photo at pixabay

Looking at the sky

I never will have time
I never will have time enough
To say
How beautiful it is
The way the moon
Floats in the air
As easily
And lightly as a bird
Although she is a world
Made all of stone.

I never will have time enough
To praise
The way the stars
Hang glittering in the dark
Of steepest heaven
Their dewy sparks
Their brimming drops of light
So fresh so clear
That when you look at them
It quenches thirst.

Anne Porter
Living Things: Collected Poems, 2006

This lovely poem brings forth a question in me, perhaps intentionally. The poet writes ‘I never will have time enough to say …’ – and I understand the poetic gist readily enough. But is it true for me? Have I not time enough to say all that I need or want to say? So I follow Anne Porter’s example and head out for a few moments to look up at the night sky. And in my heart I find it is enough. Indeed it isn’t really necessary to say anything at all. Yes, enough. In this moment there is time. And perhaps tomorrow there’ll be some more.

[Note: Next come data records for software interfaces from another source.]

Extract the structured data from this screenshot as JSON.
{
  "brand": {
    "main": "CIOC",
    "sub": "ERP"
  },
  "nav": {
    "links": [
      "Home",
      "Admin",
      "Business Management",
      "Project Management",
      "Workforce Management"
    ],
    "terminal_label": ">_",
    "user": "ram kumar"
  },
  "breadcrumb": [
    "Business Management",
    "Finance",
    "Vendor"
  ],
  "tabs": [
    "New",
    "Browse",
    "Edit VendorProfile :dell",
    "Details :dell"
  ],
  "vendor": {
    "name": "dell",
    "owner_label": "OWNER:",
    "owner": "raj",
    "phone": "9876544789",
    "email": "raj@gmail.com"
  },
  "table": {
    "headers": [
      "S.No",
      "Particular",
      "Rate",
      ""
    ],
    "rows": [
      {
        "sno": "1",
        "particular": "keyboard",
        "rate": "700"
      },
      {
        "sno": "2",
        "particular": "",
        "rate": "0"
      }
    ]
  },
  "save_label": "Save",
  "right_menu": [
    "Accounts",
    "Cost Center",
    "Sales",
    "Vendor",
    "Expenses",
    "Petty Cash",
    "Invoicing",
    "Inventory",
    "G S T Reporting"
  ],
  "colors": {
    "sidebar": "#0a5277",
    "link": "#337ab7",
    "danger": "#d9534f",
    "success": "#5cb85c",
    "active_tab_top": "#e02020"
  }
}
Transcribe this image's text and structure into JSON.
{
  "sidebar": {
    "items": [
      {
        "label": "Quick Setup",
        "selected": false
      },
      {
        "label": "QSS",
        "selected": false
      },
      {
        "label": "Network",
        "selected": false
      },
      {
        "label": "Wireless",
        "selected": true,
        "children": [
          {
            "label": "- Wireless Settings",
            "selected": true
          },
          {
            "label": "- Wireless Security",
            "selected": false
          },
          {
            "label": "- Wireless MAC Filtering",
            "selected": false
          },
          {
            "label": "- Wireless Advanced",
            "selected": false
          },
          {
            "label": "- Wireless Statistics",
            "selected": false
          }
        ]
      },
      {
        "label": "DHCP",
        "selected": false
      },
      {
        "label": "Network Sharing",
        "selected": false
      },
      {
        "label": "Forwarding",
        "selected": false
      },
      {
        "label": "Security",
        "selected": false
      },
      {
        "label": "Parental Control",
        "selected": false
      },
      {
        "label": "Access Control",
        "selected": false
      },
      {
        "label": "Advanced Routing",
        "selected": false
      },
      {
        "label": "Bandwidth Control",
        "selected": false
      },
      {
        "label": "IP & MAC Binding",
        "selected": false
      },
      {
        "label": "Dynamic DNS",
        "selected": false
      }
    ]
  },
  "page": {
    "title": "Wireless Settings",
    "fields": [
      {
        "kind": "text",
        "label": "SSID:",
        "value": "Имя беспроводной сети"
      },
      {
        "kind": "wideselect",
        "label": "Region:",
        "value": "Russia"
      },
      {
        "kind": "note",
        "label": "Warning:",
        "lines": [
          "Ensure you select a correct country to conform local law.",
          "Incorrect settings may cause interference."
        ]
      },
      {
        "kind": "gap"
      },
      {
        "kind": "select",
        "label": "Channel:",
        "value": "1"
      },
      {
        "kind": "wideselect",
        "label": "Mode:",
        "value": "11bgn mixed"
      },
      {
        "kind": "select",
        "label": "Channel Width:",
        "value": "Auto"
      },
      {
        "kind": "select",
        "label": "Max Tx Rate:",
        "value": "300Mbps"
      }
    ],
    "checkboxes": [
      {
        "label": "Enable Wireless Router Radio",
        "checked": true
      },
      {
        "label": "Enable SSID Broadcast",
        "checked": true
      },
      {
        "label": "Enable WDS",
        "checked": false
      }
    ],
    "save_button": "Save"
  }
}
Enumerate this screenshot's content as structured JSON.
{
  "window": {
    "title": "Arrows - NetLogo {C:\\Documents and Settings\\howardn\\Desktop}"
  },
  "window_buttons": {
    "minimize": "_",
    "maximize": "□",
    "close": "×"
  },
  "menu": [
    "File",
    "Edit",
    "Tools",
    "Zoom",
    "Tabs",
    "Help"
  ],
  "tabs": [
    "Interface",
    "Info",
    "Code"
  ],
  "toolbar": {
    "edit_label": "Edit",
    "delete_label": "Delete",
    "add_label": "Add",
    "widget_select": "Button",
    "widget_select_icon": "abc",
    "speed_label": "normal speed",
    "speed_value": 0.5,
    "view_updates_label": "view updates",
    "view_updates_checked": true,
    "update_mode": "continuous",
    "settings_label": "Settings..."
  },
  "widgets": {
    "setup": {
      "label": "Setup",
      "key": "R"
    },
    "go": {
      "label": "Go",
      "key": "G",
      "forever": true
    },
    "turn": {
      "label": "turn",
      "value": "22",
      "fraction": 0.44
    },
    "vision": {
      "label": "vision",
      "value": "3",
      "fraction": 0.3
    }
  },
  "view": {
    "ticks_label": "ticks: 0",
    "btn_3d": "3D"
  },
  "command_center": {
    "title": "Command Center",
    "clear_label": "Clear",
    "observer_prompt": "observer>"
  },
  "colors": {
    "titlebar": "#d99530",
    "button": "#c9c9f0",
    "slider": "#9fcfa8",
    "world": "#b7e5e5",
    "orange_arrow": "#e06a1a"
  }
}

Silent words


We’re living through a season of family funerals, illness among family, friends and neighbours, and truly shocking events on the wider world stage. We’ve physically journeyed to celebrate lives lived far from our home, but close to our hearts. And then there’s the daily mental travel, hither and thither, at breakneck speed. Often I have heard the admonishment in E H Sears’ great Christmas hymn – ‘hush the noise ye men of strife and hear the angels sing.’

So why did I drag my feet as I prepared for today’s Contemplative gathering? Why? When I knew from experience that soon enough – towards the end of the day – I’d be wishing (again) for such a day every day! Well, I guess it’s because we humans are a bit slow on the uptake sometimes. We simply forget. We get lost in our own ‘stuff.’ Or idiocy.

Anyway. I found myself in the right chair, at the right time, in a circle with perhaps 25 others. The facilitator offered brief introductory words about words – ‘the black words’ (the literal, the descriptive, the ‘go into your room and shut the door’) and the white words (what’s beneath the merely obvious? – the metaphorical, the ‘go into your inner room and shut the door’). And thankfully these spoken words were intended to lead the gathering towards silent words: the generous, gentle breath of life where ‘angels’ (silently, even if noisily) ‘sing’!

And after a little space (was it an hour? or two? who knows?) the little circle rippled outwards and elsewhere, and I felt the sun hot on my shoulders on the riverbank, and birdsong joyous in my ears, and the river’s singing, dappled and unprotesting, as Life flowed on – and my doing battle with it – with the river, with Life – my ‘I’m not really sure I want to go today’ subsided into new recognition of the Ancient Memory – the ‘quiet waters by.’ And rippled, returning to the circle, and later rippled on outwards, and homewards. Again.